*Problem to solve*. Gather all lines in the entries that include the word "Erottuva".

──────────

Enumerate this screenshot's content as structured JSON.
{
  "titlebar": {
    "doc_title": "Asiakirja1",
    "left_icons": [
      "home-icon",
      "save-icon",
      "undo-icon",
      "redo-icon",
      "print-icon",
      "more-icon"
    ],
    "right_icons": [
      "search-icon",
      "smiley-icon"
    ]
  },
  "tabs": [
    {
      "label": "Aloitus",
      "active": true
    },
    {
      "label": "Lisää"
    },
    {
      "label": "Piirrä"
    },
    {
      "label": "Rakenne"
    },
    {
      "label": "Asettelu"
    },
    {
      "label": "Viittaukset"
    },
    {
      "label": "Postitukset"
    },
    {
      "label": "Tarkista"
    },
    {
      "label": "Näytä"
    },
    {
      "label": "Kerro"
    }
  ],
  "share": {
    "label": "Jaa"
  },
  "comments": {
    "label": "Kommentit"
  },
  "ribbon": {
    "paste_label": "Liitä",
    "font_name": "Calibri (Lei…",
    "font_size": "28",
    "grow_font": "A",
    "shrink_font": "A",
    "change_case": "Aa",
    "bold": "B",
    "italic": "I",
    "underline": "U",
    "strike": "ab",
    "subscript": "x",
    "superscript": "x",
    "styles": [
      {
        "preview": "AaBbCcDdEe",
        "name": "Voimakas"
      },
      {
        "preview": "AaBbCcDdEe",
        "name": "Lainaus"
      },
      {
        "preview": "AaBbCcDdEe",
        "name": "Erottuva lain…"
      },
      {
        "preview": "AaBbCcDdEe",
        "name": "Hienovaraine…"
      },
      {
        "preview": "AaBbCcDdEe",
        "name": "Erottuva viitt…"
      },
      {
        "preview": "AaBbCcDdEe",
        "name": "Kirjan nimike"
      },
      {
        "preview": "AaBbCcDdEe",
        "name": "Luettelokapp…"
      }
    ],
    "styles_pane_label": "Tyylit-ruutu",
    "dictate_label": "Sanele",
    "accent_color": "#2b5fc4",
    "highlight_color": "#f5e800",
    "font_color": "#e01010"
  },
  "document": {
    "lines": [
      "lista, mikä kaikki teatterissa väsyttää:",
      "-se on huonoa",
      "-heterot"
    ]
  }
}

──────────

*Answer*.
        "name": "Erottuva lain…"
        "name": "Erottuva viitt…"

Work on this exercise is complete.